In this issue
Noticing the hidden harm (free article)
Cinzia Altobelli and Cat Payne report on M-PACT – an intervention with families whose addiction is adversely impacting the children.
Until I started talking...
What is our lasting impact on clients? Lucy-Jean Lloyd discusses a case.
How counsellors can help adolescent clients to achieve relational autonomy. Kirsty Bilski writes from her research.
Mindfulness with reflection
Joanna North introduces her Reflective Practice Pentagon, an aid to full awareness of our clients and their contexts.
Dialectical Behaviour Therapy
Elaine Bousfield writes about DBT groupwork by online service Kooth, which is proving effective in schools and communities.
Suicide ideation – the other option
Lynn Martin believes that referring on is only one solution, just as suicide is for the client.
Cool kids don’t worry!
Groupwork using the Cool Kids anxiety intervention in Australia. By Narelle Smith.
Reflecting on… doing nothing
Thinking about… measuring our effectiveness
Considering… the inevitability of hatred
From the chair
Welcome from the editor
When people come together in groups, there arises, if you believe the media, all manner of undesirable behaviours: cattiness, competition, bullying, one-upmanship, showing off, discrimination, backbiting and pettiness. And that’s without a counsellor asking probing questions. So why do I put such store by groupwork and family work?
It really doesn’t make sense – unless you are sure you can hold and contain both people and feelings, and provide such a safe space that these behaviours become a focus for rational discussion and curious observation instead of the grounds for outright war. It also makes sense in the light of a new survey1 by the ‘We Need to Talk’ coalition of mental health organisations, of which BACP is a member. This states that one in 10 people referred for NHS psychotherapy and counselling waits more than a year for the first appointment and over half wait more than three months. How much better if groupwork were more common and more counsellors trained to deliver it?
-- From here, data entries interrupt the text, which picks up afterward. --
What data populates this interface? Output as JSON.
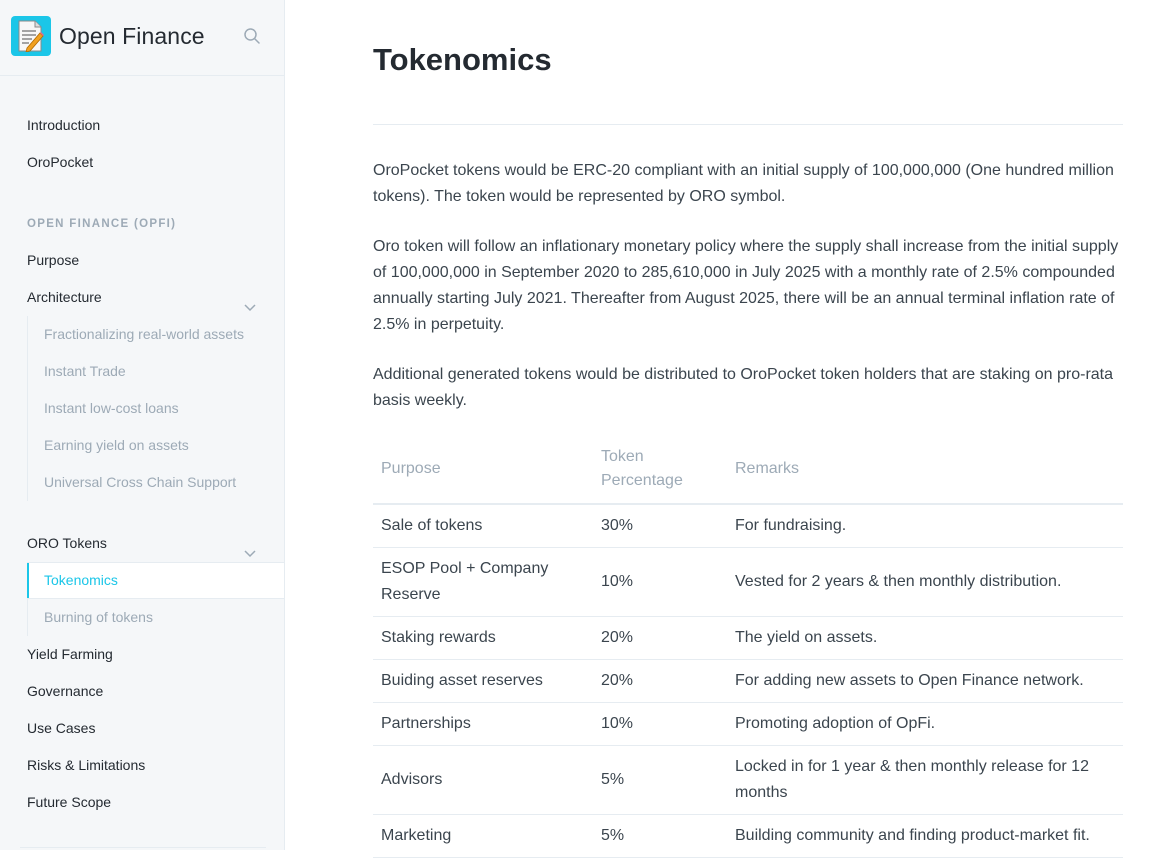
{
  "app": {
    "title": "Open Finance",
    "logo_icon": "memo-pencil-icon",
    "search_icon": "search-icon",
    "accent_color": "#1bc6e8"
  },
  "sidebar": {
    "top_items": [
      {
        "label": "Introduction"
      },
      {
        "label": "OroPocket"
      }
    ],
    "section_title": "OPEN FINANCE (OPFI)",
    "items": [
      {
        "label": "Purpose"
      },
      {
        "label": "Architecture",
        "expanded": true
      },
      {
        "label": "ORO Tokens",
        "expanded": true
      },
      {
        "label": "Yield Farming"
      },
      {
        "label": "Governance"
      },
      {
        "label": "Use Cases"
      },
      {
        "label": "Risks & Limitations"
      },
      {
        "label": "Future Scope"
      }
    ],
    "architecture_children": [
      {
        "label": "Fractionalizing real-world assets"
      },
      {
        "label": "Instant Trade"
      },
      {
        "label": "Instant low-cost loans"
      },
      {
        "label": "Earning yield on assets"
      },
      {
        "label": "Universal Cross Chain Support"
      }
    ],
    "oro_children": [
      {
        "label": "Tokenomics",
        "active": true
      },
      {
        "label": "Burning of tokens"
      }
    ]
  },
  "main": {
    "title": "Tokenomics",
    "paragraphs": [
      "OroPocket tokens would be ERC-20 compliant with an initial supply of 100,000,000 (One hundred million tokens). The token would be represented by ORO symbol.",
      "Oro token will follow an inflationary monetary policy where the supply shall increase from the initial supply of 100,000,000 in September 2020 to 285,610,000 in July 2025 with a monthly rate of 2.5% compounded annually starting July 2021. Thereafter from August 2025, there will be an annual terminal inflation rate of 2.5% in perpetuity.",
      "Additional generated tokens would be distributed to OroPocket token holders that are staking on pro-rata basis weekly."
    ],
    "table": {
      "headers": [
        "Purpose",
        "Token Percentage",
        "Remarks"
      ],
      "rows": [
        [
          "Sale of tokens",
          "30%",
          "For fundraising."
        ],
        [
          "ESOP Pool + Company Reserve",
          "10%",
          "Vested for 2 years & then monthly distribution."
        ],
        [
          "Staking rewards",
          "20%",
          "The yield on assets."
        ],
        [
          "Buiding asset reserves",
          "20%",
          "For adding new assets to Open Finance network."
        ],
        [
          "Partnerships",
          "10%",
          "Promoting adoption of OpFi."
        ],
        [
          "Advisors",
          "5%",
          "Locked in for 1 year & then monthly release for 12 months"
        ],
        [
          "Marketing",
          "5%",
          "Building community and finding product-market fit."
        ]
      ]
    }
  }
}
Three articles in this issue are about such groupwork. Last summer, I attended training with Action on Addiction’s Families Plus in connection with their M-PACT programme (Moving Parents and Children Together). M-PACT engages families who struggle with alcohol and drug addiction. And addiction very much is the family’s problem – everyone is affected and organised around the addiction. I will be privileged to work with this scheme shortly and am particularly excited because I know how successful groupwork and family work can be. So I’m pleased that Cinzia Altobelli and Cat Payne agreed to write for us about this project.
On the other side of the globe, in Australia, Narelle Smith has been adapting the Cool Kids programme for her specific work with children and their families – this time where anxiety has become the tyrant. The benefit of bringing them together as a group lies in the fact that parents hear how their children intend tackling their problems and how they themselves might contribute to the solution.
And finally on the other side of the screen this time, we have Elaine Bousfield writing about Kooth, the online and face-to-face counselling service for young people. Their practitioners have adopted Dialectical Behaviour Therapy (DBT) as an efficient way to help young people deal with self-harming behaviours. This has spread offline to local authorities after an initial groupwork pilot. DBT was originally based on CBT techniques and used with clients with Borderline Personality Disorder, but has now been found applicable for many other types of mental distress, and is worth investigating – incorporating, as it does, mindfulness, distress tolerance, emotional regulation and interpersonal effectiveness.
I know, when I work with individuals, that I sometimes feel bad about the many others I’m not helping. Perhaps we might all consider offering groupwork (albeit maybe in small groups, and after suitable training) to allow many more young people – with or without their families – to grasp the fact that they are not alone with the difficulties that beset them. After all, this seems to be the single most obvious benefit of these three instances of groupwork: knowing you are not alone and finding out from each other how to be resourceful, how to manage and how to change. Have a read and see what you think. And as a group of therapists, we can come together not only via these pages but also at our next conference to encourage, support, validate and learn from each other – positive group behaviours that are critically needed, both in counselling and out in the world.